What is required:
Report every line from the material that contains the word "true".

Top of Exercise input

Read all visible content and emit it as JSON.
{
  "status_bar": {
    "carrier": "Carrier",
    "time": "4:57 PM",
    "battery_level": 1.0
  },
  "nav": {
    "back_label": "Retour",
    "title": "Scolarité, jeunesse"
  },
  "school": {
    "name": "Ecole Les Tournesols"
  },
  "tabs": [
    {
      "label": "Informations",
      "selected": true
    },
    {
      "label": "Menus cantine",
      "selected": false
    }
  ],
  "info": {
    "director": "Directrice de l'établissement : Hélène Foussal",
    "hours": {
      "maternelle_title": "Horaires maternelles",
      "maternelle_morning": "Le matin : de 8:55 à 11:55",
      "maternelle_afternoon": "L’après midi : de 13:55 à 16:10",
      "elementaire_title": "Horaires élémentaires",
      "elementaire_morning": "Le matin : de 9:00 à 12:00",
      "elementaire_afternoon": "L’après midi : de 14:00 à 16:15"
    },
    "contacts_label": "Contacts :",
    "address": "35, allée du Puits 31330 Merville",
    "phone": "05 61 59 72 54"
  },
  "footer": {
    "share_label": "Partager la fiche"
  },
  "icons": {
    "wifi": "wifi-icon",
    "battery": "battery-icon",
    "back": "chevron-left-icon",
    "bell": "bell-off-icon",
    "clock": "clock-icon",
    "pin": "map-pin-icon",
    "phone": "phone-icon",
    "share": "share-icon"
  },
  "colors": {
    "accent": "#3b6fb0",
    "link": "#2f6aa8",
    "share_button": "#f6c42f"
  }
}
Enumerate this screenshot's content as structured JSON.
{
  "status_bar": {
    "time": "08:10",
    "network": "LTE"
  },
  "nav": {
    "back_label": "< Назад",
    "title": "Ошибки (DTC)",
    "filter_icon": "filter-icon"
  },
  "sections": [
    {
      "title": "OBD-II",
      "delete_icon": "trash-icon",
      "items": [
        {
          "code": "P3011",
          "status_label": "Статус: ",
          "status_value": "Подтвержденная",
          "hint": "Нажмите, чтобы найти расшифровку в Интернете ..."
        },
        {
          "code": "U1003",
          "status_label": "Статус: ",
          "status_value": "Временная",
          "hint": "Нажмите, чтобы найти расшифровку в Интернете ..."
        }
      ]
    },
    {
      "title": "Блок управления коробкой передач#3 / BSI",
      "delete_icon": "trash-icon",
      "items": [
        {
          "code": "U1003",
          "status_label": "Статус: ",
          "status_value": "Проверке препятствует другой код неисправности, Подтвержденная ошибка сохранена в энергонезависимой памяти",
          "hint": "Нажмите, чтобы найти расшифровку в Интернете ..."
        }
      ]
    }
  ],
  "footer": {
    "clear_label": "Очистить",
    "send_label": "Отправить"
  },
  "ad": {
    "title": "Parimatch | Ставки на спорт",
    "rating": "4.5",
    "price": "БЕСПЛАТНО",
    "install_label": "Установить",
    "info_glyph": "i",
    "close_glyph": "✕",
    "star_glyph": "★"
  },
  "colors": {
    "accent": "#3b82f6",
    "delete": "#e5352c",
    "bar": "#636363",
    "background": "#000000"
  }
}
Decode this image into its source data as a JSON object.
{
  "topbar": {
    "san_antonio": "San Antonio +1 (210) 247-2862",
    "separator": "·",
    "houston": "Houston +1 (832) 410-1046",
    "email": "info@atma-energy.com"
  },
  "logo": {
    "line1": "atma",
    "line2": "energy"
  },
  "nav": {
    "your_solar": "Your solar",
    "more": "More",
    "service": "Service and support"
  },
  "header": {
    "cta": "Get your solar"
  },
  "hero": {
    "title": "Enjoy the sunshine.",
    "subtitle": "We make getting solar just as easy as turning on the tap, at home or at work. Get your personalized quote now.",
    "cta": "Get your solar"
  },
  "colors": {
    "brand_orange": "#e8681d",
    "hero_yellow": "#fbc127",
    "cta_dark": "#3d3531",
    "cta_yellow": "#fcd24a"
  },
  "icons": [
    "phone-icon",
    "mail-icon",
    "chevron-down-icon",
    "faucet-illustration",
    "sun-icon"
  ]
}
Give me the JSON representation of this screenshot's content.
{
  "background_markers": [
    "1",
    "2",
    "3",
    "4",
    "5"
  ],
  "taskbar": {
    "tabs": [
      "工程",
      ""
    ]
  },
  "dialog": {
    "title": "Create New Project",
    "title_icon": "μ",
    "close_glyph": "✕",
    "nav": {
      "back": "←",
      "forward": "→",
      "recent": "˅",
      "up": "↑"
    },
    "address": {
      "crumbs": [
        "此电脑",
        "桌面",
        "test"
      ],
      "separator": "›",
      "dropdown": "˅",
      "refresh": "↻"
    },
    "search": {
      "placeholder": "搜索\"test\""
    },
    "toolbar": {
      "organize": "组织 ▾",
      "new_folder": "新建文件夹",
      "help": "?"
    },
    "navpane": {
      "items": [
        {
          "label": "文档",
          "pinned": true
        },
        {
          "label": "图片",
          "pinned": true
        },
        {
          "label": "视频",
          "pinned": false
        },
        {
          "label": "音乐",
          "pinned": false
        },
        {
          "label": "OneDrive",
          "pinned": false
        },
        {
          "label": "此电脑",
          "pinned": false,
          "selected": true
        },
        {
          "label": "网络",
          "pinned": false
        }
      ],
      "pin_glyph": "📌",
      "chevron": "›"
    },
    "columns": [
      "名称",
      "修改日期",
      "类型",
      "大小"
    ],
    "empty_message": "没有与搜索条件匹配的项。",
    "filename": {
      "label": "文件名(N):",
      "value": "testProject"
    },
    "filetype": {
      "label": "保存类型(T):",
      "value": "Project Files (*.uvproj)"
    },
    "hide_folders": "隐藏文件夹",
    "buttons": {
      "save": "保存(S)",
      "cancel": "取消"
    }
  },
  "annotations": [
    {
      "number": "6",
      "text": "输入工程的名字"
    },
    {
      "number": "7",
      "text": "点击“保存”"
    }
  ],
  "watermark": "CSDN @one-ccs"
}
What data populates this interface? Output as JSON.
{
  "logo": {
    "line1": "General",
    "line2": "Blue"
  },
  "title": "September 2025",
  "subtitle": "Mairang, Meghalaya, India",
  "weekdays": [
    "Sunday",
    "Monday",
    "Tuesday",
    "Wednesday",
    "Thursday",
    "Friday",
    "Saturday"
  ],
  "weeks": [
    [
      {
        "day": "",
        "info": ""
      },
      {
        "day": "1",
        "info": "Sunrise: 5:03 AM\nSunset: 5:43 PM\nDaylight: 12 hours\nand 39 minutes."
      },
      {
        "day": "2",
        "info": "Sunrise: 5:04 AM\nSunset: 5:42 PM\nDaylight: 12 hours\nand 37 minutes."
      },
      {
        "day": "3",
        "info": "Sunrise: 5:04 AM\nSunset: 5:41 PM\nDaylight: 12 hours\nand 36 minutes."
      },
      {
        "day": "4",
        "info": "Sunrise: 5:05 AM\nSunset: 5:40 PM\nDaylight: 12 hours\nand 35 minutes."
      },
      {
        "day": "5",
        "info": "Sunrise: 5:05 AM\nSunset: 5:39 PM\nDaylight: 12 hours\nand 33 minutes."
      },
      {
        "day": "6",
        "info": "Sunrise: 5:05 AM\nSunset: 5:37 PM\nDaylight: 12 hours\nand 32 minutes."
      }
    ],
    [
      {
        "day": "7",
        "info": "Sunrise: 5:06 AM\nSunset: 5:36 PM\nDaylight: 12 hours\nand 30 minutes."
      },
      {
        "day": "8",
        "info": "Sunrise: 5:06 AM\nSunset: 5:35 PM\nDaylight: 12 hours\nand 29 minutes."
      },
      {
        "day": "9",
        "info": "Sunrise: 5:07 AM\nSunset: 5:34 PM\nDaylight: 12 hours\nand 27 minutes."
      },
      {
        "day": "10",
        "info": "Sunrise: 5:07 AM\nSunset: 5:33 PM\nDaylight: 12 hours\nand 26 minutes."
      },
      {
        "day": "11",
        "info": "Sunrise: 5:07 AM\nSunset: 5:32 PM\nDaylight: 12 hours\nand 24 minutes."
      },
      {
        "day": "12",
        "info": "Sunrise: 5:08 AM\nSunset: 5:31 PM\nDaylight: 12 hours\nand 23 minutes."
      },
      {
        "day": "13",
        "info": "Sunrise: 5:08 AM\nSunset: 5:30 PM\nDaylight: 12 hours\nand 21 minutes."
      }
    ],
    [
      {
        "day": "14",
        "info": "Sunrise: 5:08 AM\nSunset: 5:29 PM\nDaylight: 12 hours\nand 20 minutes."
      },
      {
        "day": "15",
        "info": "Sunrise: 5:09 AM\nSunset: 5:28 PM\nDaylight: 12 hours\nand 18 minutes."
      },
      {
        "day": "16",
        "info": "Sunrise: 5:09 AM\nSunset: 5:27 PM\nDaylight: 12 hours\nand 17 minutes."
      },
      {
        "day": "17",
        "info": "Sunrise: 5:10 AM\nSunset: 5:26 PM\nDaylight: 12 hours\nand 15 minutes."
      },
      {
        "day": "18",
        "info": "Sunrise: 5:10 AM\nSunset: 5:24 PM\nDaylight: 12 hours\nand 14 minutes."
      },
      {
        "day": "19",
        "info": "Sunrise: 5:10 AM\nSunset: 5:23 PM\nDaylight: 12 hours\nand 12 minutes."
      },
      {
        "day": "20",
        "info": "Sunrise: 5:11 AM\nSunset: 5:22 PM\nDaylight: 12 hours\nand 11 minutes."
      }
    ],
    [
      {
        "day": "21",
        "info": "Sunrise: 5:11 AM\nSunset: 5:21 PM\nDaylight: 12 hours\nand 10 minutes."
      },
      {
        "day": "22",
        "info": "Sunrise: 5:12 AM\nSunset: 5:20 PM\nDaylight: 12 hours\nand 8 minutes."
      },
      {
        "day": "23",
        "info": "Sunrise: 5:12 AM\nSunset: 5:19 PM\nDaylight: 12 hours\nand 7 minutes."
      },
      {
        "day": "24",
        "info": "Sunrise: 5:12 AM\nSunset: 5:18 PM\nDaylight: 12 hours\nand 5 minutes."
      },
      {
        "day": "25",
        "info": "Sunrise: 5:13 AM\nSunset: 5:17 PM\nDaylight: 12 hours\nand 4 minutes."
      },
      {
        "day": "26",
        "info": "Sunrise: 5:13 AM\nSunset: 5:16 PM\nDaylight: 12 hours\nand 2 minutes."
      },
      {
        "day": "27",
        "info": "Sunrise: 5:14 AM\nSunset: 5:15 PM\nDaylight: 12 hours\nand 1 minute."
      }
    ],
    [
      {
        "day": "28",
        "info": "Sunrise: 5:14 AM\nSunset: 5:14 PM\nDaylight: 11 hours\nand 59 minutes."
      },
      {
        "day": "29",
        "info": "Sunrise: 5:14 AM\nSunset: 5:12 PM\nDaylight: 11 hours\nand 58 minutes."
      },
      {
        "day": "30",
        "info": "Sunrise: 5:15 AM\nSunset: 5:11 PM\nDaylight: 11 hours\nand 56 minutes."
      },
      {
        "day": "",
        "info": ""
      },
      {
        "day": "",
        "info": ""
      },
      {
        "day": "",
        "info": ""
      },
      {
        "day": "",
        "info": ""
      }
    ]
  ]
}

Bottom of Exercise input

Reply:
      "selected": true
          "pinned": true
          "pinned": true
          "selected": true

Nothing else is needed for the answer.